▶ **Exercise description**:
For each line in the data below that has the word "JSON", copy that line.

▶ **Material provided**:
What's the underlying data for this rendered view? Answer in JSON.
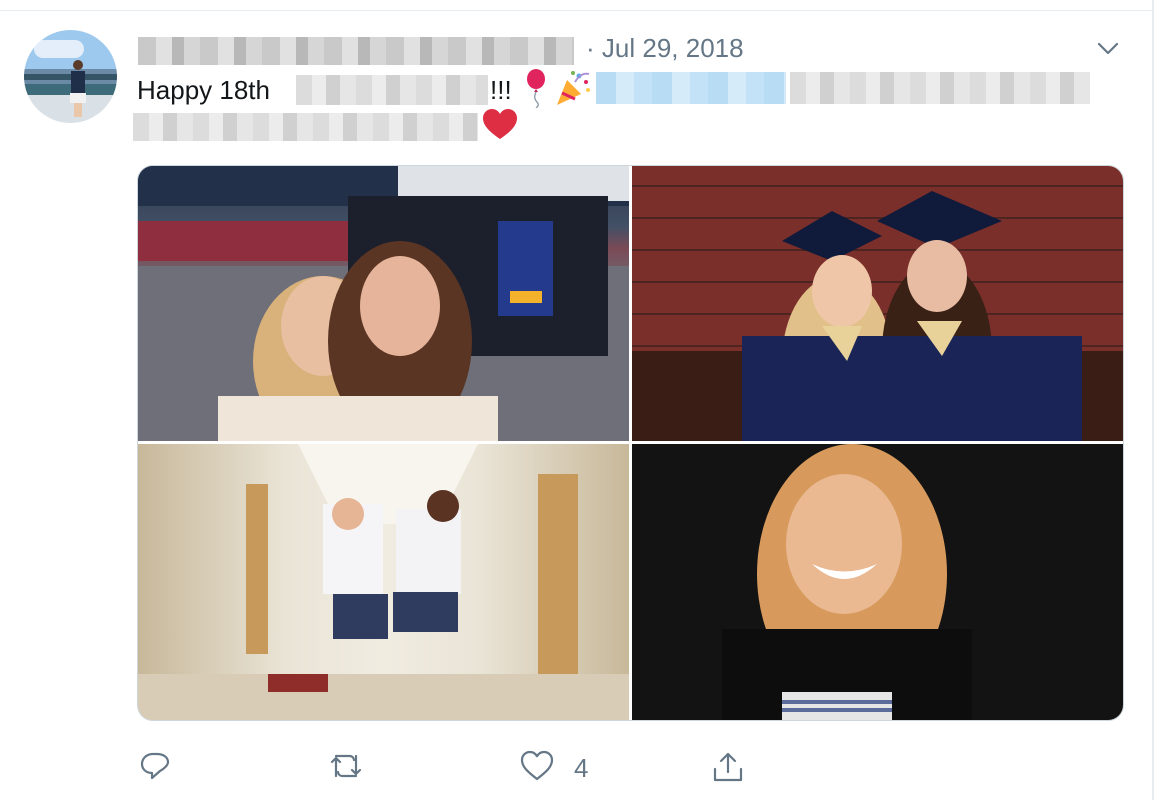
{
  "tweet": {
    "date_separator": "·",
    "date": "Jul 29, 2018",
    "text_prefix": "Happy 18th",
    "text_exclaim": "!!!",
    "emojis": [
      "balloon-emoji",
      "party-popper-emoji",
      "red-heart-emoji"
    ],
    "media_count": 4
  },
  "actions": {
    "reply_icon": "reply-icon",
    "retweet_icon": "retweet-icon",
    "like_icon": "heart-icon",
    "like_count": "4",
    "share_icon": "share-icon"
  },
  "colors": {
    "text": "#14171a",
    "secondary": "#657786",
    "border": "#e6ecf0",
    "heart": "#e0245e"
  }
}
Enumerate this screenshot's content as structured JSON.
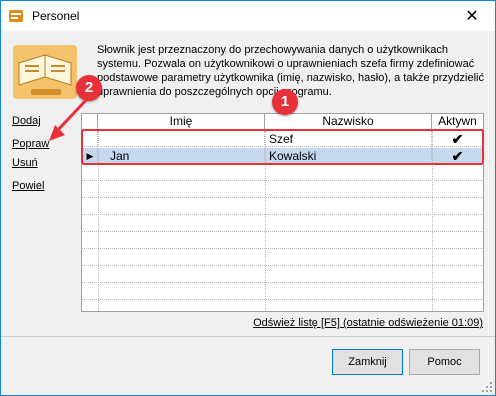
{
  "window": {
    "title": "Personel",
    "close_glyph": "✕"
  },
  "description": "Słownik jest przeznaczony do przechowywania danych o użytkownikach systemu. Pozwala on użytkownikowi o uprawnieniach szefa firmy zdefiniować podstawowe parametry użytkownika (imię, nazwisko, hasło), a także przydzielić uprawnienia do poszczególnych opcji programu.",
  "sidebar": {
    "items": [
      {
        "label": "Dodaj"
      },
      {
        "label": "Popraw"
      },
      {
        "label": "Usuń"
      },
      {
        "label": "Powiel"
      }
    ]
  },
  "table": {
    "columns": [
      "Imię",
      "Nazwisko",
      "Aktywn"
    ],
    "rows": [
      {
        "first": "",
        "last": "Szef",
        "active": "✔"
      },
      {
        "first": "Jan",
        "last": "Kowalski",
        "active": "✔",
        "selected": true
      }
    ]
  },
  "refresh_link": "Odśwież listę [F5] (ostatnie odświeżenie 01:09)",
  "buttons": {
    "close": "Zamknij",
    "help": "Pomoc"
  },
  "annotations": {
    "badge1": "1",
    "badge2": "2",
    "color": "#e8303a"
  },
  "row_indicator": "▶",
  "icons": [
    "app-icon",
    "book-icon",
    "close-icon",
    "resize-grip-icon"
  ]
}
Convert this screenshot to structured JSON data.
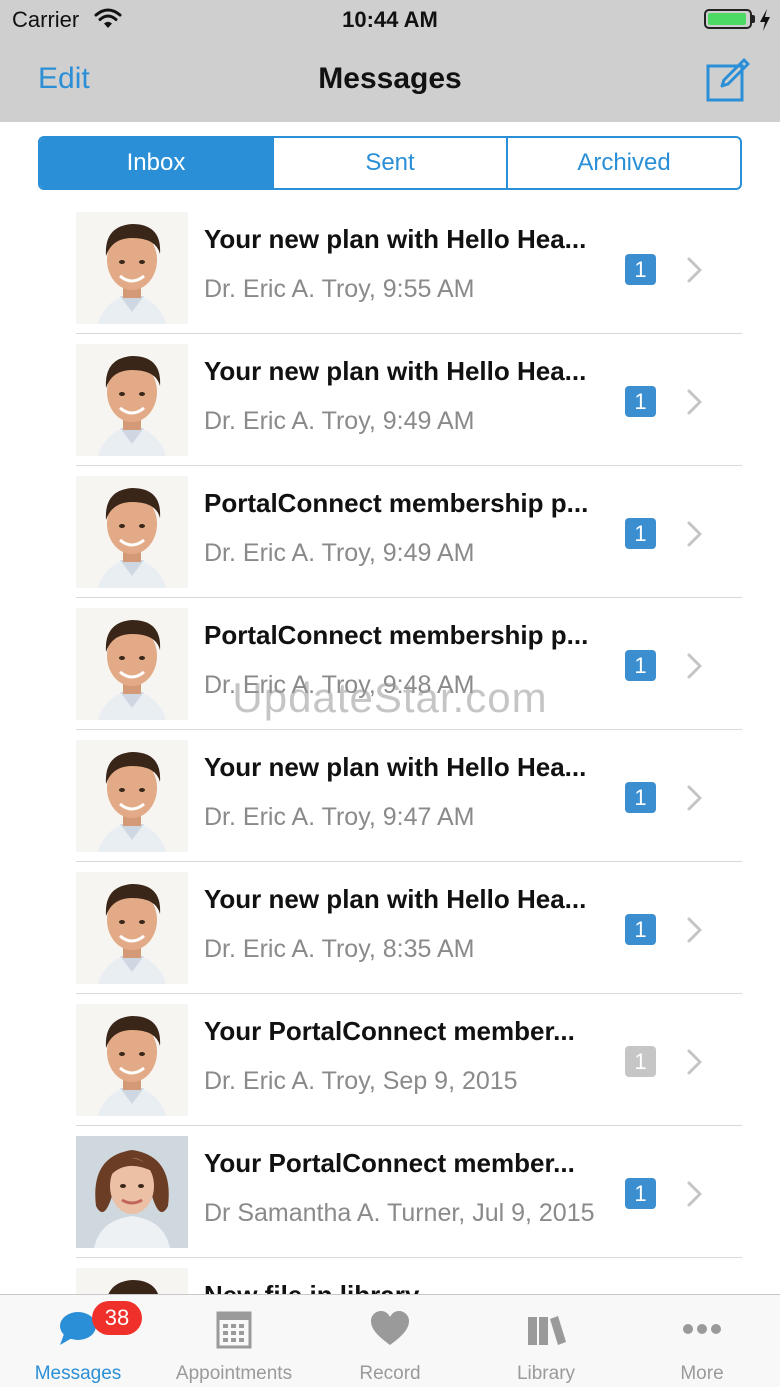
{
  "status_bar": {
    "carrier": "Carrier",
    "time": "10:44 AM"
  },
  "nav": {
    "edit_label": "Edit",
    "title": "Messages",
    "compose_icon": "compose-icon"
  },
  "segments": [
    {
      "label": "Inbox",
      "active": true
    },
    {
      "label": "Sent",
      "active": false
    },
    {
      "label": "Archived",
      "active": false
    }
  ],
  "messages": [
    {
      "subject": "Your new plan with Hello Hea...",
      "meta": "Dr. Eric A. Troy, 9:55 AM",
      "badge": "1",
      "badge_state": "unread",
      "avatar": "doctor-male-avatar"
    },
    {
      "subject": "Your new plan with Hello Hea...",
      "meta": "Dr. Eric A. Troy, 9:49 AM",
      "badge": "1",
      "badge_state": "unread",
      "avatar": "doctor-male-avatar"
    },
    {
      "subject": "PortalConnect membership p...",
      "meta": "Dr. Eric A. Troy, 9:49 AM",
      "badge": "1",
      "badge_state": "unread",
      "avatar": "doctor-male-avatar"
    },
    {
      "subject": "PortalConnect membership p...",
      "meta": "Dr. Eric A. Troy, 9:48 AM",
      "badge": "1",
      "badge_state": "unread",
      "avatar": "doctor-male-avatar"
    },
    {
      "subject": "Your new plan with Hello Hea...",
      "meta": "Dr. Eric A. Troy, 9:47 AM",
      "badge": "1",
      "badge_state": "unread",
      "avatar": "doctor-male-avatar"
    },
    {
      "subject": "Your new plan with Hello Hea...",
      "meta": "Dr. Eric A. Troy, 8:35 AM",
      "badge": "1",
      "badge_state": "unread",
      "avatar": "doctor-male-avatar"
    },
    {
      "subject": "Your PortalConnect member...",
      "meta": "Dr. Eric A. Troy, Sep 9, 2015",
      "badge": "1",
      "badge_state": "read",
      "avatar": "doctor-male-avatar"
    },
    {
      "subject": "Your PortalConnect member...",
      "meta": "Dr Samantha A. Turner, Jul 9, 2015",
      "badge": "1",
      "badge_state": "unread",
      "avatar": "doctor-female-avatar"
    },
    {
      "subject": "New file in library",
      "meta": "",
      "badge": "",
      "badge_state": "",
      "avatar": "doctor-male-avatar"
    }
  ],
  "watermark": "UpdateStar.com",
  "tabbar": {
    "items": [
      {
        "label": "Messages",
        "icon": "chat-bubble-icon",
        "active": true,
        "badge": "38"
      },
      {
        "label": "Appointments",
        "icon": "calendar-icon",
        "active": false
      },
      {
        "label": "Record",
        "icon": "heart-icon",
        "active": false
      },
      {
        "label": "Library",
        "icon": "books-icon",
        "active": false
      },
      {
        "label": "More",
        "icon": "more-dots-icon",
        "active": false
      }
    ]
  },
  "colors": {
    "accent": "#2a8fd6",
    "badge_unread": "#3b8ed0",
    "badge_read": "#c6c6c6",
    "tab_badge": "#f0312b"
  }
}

▶ **Solution to this exercise**:
What's the underlying data for this rendered view? Answer in JSON.
Enumerate this screenshot's content as structured JSON.
Convert this screenshot to structured JSON data.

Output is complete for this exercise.